DIPOLOG CITY – Almost 100 mining stakeholders composed of local government officials, local business chamber officers, community members and church leaders are gathered here today for a one-day Fundamentals of Minerals Development (FMD) seminar.

Said forum is the fourth of a series of conversations with mining stakeholders in Mindanao spearheaded by the Coalition for Responsible Mining in Mindanao (COREMin2) in partnership with the University of the Philippines Department of Mining, Metallurgy and Materials Engineering, the Chamber of Mines of the Philippines and the Mines and Geosciences Bureau.  The first FMD was held late last year in Pagadian, Zamboanga del Sur. Davao City and Koronadal, South Cotabato hosted the FMD in January and February 2011, respectively.

Topics covered are meant to introduce the concept and applications of responsible mining in the Philippines.  It also aims to dispel unfounded accusations about large scale mining that have been perpetrated by the wittingly misinformed anti mining groups.  The FMD serves as a venue for the public to raise their concerns and/ or ask questions about mining and get the reliable answers straight from competent learned professionals.

Below is the list of topics and their respective resource persons:

Minerals and Industrial Development/ Minerals and Metals in our Daily Lives – Engr. Louie Sarmiento, Philippine Mine Safety and Environment Association President
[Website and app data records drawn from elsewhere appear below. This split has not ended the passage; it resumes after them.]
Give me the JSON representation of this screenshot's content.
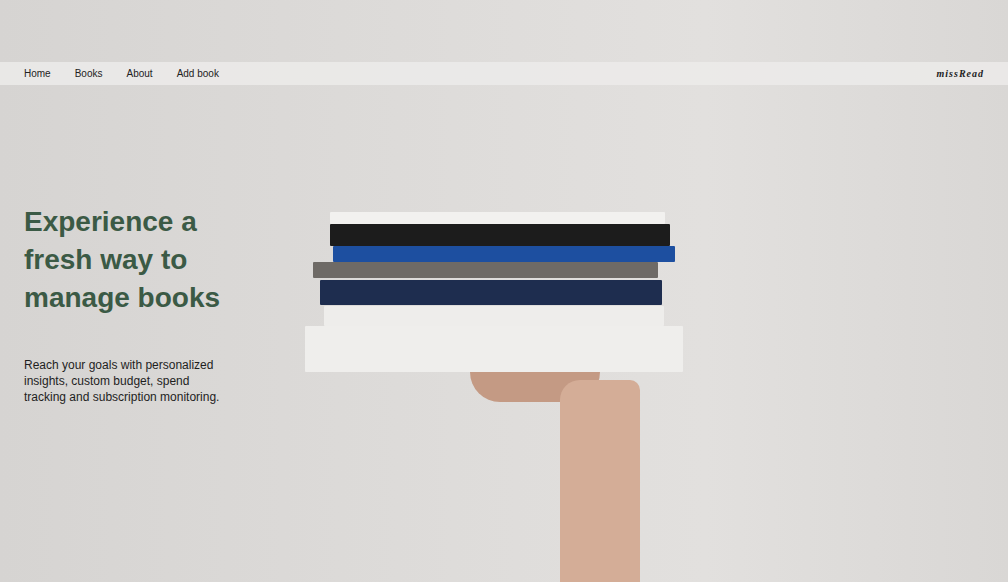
{
  "nav": {
    "links": [
      "Home",
      "Books",
      "About",
      "Add book"
    ],
    "logo": "missRead"
  },
  "hero": {
    "title_lines": [
      "Experience a",
      "fresh way to",
      "manage books"
    ],
    "text_lines": [
      "Reach your goals with personalized",
      "insights, custom budget, spend",
      "tracking and subscription monitoring."
    ]
  }
}
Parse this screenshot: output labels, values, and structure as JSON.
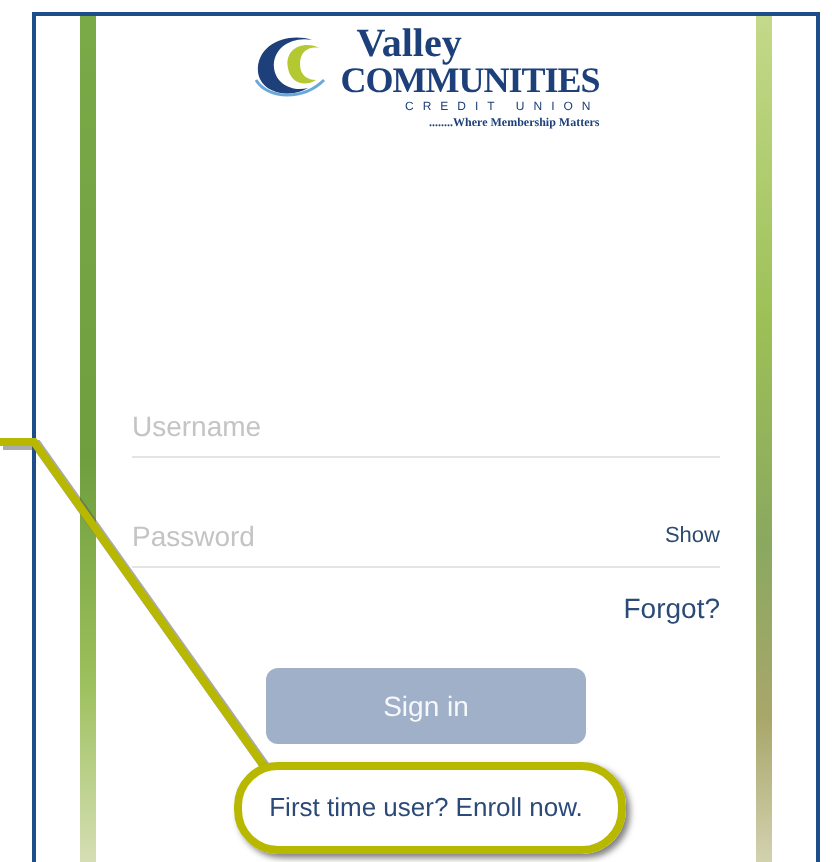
{
  "logo": {
    "name_top": "Valley",
    "name_main": "COMMUNITIES",
    "subtitle": "CREDIT UNION",
    "tagline": "........Where Membership Matters"
  },
  "username": {
    "placeholder": "Username"
  },
  "password": {
    "placeholder": "Password",
    "toggle": "Show"
  },
  "forgot": "Forgot?",
  "sign_in": {
    "label": "Sign in",
    "disabled": true
  },
  "enroll": "First time user? Enroll now."
}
Understanding the Geological Wealth of the Philippines – Engr. James Jun Hernando, District Geologist, TVIRD

The Philippine Mining Act of 1995 – Engr. Larry Heradez, Chief, Mining Tenements Division, MGB Central Office
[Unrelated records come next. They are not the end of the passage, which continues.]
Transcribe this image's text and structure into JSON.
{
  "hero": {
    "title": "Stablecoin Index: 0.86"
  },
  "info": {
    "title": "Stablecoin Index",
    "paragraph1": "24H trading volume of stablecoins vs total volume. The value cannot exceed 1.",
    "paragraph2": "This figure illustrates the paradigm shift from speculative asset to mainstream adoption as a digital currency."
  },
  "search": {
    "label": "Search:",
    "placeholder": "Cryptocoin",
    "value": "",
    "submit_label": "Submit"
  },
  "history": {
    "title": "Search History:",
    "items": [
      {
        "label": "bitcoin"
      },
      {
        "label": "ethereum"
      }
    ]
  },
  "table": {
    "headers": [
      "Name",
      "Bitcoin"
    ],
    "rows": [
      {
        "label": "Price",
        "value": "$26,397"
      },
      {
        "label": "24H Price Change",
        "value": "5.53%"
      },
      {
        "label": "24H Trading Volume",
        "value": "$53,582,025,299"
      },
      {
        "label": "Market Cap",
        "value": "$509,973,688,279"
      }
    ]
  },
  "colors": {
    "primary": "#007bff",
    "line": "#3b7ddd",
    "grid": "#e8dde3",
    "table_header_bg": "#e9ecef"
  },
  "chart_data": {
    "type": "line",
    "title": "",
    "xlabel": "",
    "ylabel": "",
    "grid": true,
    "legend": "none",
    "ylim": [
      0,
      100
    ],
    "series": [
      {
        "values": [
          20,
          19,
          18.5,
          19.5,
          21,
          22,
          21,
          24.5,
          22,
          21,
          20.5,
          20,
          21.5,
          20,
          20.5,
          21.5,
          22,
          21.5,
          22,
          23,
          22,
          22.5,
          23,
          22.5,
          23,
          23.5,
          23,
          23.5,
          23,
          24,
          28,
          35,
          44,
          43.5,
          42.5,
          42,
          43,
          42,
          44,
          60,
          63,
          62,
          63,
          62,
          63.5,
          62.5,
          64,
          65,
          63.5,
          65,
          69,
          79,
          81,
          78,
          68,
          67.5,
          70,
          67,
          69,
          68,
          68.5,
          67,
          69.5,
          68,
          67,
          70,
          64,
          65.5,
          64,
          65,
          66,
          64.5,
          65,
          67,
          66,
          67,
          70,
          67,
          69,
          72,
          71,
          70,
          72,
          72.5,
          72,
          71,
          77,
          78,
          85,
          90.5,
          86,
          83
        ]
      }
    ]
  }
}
Mining and Metallurgy – Engr. Ramil Mundo, Site Manager, Sibutad Project of Philex Gold Philippines

Mining Benefits – Engr. Rodolfo Velasco, Chief, Mining Environment and Safety Division, MGB Central Office

Environmental Management and Protection – Virna Baguio, Sr. Science Research Specialist, MGB Region IX

Two representatives from mining communities in Sibutad (President of the Parish Pastoral Council) and Siocon (member of the Subanon Tribe) gave first hand testimonials of the impact of mining operations in their lives, debunking common impressions that large scale minerals development is dirty, destructive and dangerous.  From what they have shared, they see the mining companies as genuine partners of their communities.

The next mining conversations (FMD) will be held in Ipil, Zamboanga Sibugay next month.  Interested?  Leave a comment and your contact details.